Monday, March 28, 2011

Irish mountain runner Moire O Sullivan

Gosinakund Pass Nepal
When Moire O’Sullivan says she runs all over the world, she's not joking. Her job with international aid agencies brings her to some of the globe’s poorest countries. And when she’s not working, she dons her shorts and shoes and runs around these places, wherever she can find a path or trail. And then she writes all about it in her blog Running over mountains and around the world 

Mountain running is a tough sport, how did you go in your first race? 

The mountain running habit all began in Dublin. My first ever mountain race was up Corrig Mountain, near Dublin with the Irish Mountain Running Association (IMRA). All I remember was trying to run uphill and nearly dying. And then, just when I thought it couldn’t get worse, we tried to run up to the summit in the worst of Irish weather. The wind blew me off my feet. The mist nearly made me get lost on top. The bog and heather tripped me up again and again. I hated it and vowed never to return. Less than 24 hours later, I thought it was best thing I’d ever done, so went back the next week for more. 

Is there a difference between training for long-distance running and your own training?

I’d consider myself a long distance mountain runner. Though for training, I never put in crazy mileage or I would have ended up injured. I’d try and get in three 12 kilometre runs in during the weekdays, then a long run over 25 to 45 kilometres on the weekend followed by an orienteering race if there was one on. To stop injuries, I’d do core exercises three times a week and some yoga if I had time. As the races got nearer, I’d do speed training and hill reps, but they were too painful to talk about.

Basically for mountain running, you need to do most of your training on the flat to get fit with steady heart rates. Mountain running is the technical part you add on top of that fitness.

In Annapurna Nepal

You're working in Cambodia at the moment, but you were recently in Nepal. Tell us about your running experiences there.

Biggest mountains in the world… What can I say? I spent most weekends running around the Kathmandu Valley with other trail running enthusiasts. I had a few weeks left at the end of my stay, and then I did an amazing seven day mountain running trip with a 5 kg bag on up back up the Langtang Valley and then back to Kathmandu via the Helambu track.

I also arrived in the country just in time to run the Annapurna 71k in March 2010 from Pokhara to Birethanti and back. It’s now become the world famous Annapurna 100 race, with 100k World Champion Lizzy Hawker taking the spoils this year.

Best thing about running in Nepal: the incredible views of the Himalayas on a morning run. Worse thing: Leeches, which taught me never to run on overgrown mountains during the monsoon season in Nepal.
Mamturk Mountains Ireland

For anyone inspired by your adventures, how could she start off in Ireland?

Look up the IMRA website’s event section. If it’s summer, pick one of the mid-week Leinster League races. If its winter, take the Winter League Race. Neither of these leagues involves navigation or crazy distances.
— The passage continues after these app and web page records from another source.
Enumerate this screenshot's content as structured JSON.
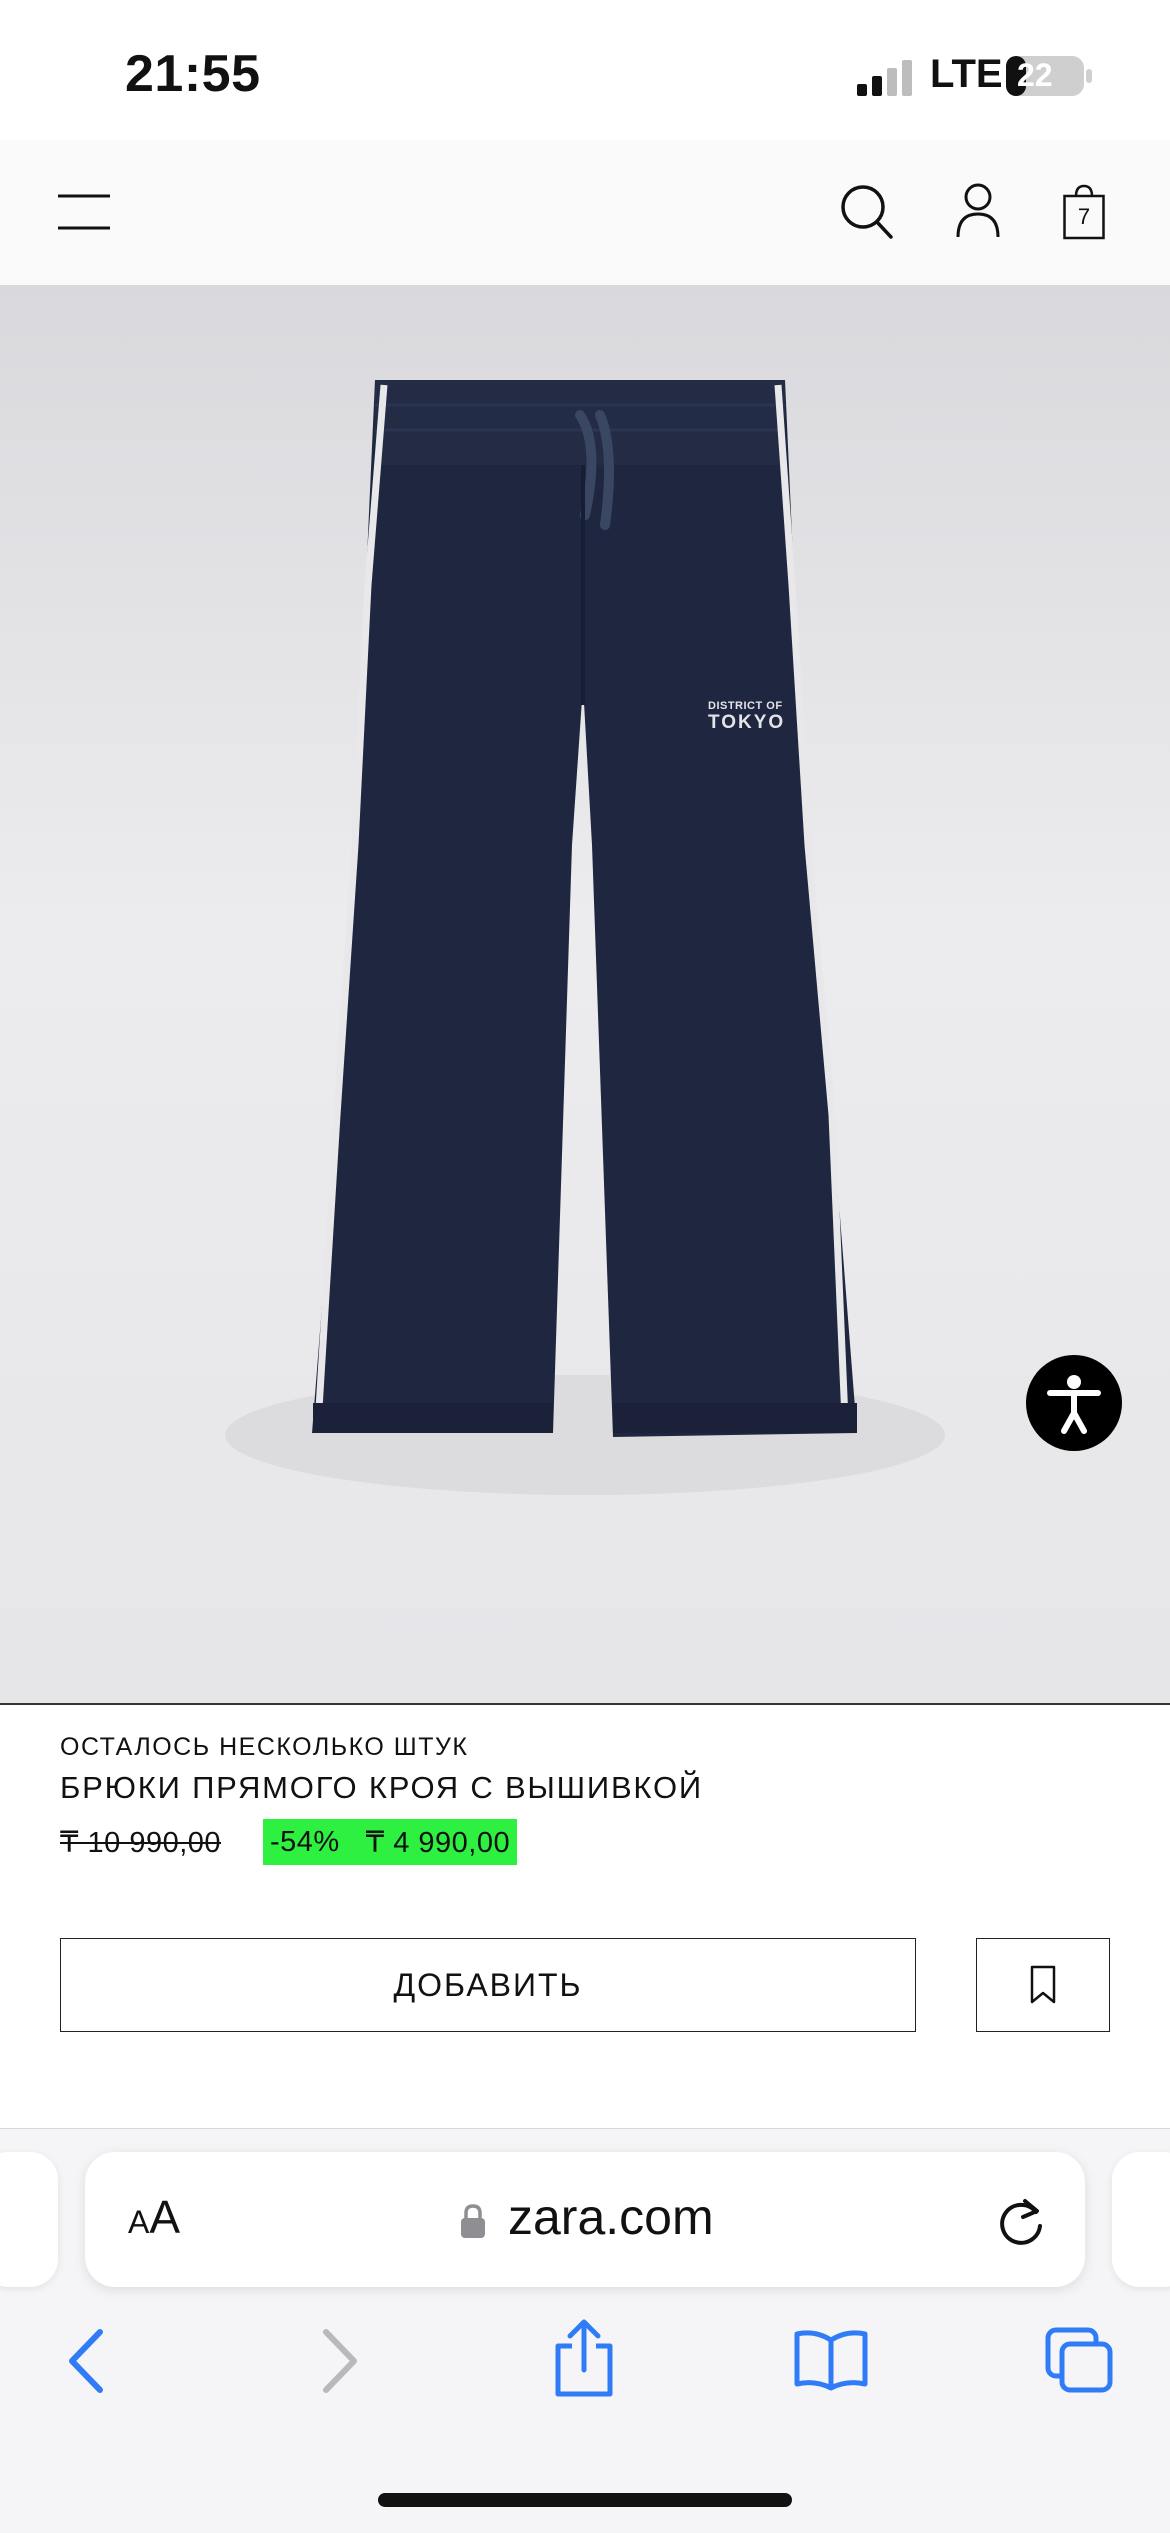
{
  "status_bar": {
    "time": "21:55",
    "network": "LTE",
    "battery": "22"
  },
  "header": {
    "cart_count": "7",
    "icons": [
      "menu-icon",
      "search-icon",
      "account-icon",
      "shopping-bag-icon"
    ]
  },
  "product_image": {
    "print_line1": "DISTRICT OF",
    "print_line2": "TOKYO"
  },
  "product": {
    "stock_label": "ОСТАЛОСЬ НЕСКОЛЬКО ШТУК",
    "name": "БРЮКИ ПРЯМОГО КРОЯ С ВЫШИВКОЙ",
    "old_price": "₸ 10 990,00",
    "discount": "-54%",
    "new_price": "₸ 4 990,00",
    "add_button_label": "ДОБАВИТЬ"
  },
  "browser": {
    "text_size_small": "A",
    "text_size_large": "A",
    "url": "zara.com",
    "nav_icons": [
      "back-icon",
      "forward-icon",
      "share-icon",
      "bookmarks-icon",
      "tabs-icon"
    ]
  },
  "colors": {
    "discount_highlight": "#2ef040",
    "pants": "#1f2740",
    "ios_blue": "#2f7cf6",
    "disabled_gray": "#b9b9bd"
  }
}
Go along, run the race. (If you don’t have a car, book a slot on the carpool). If you like it, go to the pub afterwards and talk to people. They’ll have ideas of how to get involved. Alternatively, Crusaders AC  and Clonliffe Harriers AC cater for many mountain runners. Go along to their training sessions and they’ll point you in the right direction.

PART TWO of this interview with Moire O' Sullivan will run on Thursday of this week March 31st. So if you have any questions for Moire, leave a comment!


Amy Moritz said...

I found it so interesting that Moire said the bulk of training is flat and that the mountain running is technique on top of fitness.

I'd like to know from her if there are good numbers of other women in mountain running or if it's still mostly a guy's sport, and how she mentally works through the hard parts of a run.


Moire said...

Hi Amy, depends really on the mountain race. For the Lenister League races of a maximum of 12k, a third of the runners are normally female. When the distances get longer and the navigation gets more difficult, fewer girls go for it. But those who do the longer and harder races know its well worth it.

Getting through the hard parts... I think about chocolate and pints of beer waiting for me at the bottom of the mountain and at the finish line!

niamh said...

The fastest question and answer session ever on this blog. Thanks Moire!

Amy Moritz said...

Yes Moire, Thank you!! I'm wanting to do more trail races in the U.S. this year. Not quite ready for mountain running, but it definitely has me ready to go off-road!